Cork lost that final by three points but ó hAilpín lived up to his billing, tearing through for a terrific individual goal in the second half and troubling the Kilkenny defence throughout. He looked a good bet to become the biggest star in the game.
Instead his 2003 championship season remains a tantalising glimpse of what might have been and Setanta ó hAilpín is a legend of unfulfilled potential, a hurling equivalent of The Tetrarch or Golden Cygnet. Soon afterwards, he signed a contract with Australian Rules giants Carlton. His first season in the Cork colours would be his only one though he did return in the summer of 2004 to help his club Na Piarsaigh win their third county senior title.
That's why there was a certain symmetry about the news that last week, as Cork faced into another All-Ireland final, Setanta ó hAilpín was released by the Greater Western Sydney Giants of the Australian Football League. Given that the Giants are well on their way to having one of the worst seasons in AFL history with 21 losses from 22 games to date, it appears he may well be near the end of the line.

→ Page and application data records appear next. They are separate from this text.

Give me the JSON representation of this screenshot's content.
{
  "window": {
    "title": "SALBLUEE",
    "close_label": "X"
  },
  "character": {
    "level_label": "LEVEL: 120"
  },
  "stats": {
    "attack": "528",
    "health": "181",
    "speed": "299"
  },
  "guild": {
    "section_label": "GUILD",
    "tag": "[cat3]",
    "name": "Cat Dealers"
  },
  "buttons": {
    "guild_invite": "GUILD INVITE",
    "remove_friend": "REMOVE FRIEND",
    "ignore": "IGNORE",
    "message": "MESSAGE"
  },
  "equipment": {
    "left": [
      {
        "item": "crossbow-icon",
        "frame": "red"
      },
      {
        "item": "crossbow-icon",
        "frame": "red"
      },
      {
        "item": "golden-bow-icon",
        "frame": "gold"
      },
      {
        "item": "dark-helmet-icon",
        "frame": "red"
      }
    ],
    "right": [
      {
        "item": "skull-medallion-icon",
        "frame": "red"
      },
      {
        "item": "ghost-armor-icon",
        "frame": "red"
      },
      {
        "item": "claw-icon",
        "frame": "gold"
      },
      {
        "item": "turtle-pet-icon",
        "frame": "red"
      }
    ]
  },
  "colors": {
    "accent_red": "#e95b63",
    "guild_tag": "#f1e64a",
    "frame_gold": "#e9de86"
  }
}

His achievement in carving out a career in professional sport for nigh on a decade when so many promising young Gaelic footballers didn't make it shouldn't be under-estimated. Yet it hasn't been a career in the Jim Stynes or Tadhg Kennelly mould with disciplinary problems and injury trouble preventing ó hAilpín from becoming a major figure in the Australian game.
He's 30 now and by the time next year's All-Ireland hurling championship rolls around he'll be 31. Hurling is a young man's game and you'd imagine that in a decade away ó hAilpín has built the kind of connections which would make it difficult for him to up sticks from Australia not least at a time when the recession is sending many young Irishmen on the opposite journey.
Yet such was the impact he made ten years ago that it would still be wonderful to see Seán óg's big little brother making the kind of return to his native game Tadhg Kennelly accomplished when winning an All-Ireland with Kerry in 2009. For that matter, he could also do an excellent job for the Cork footballers.
But if he doesn't return, at least we'll always have the memory of that golden summer ten years ago and a young man with a bright future ahead of him bursting past Noel Hickey and burying the ball past James McGarry. It remains one of the great hurling final moments of the 21st century.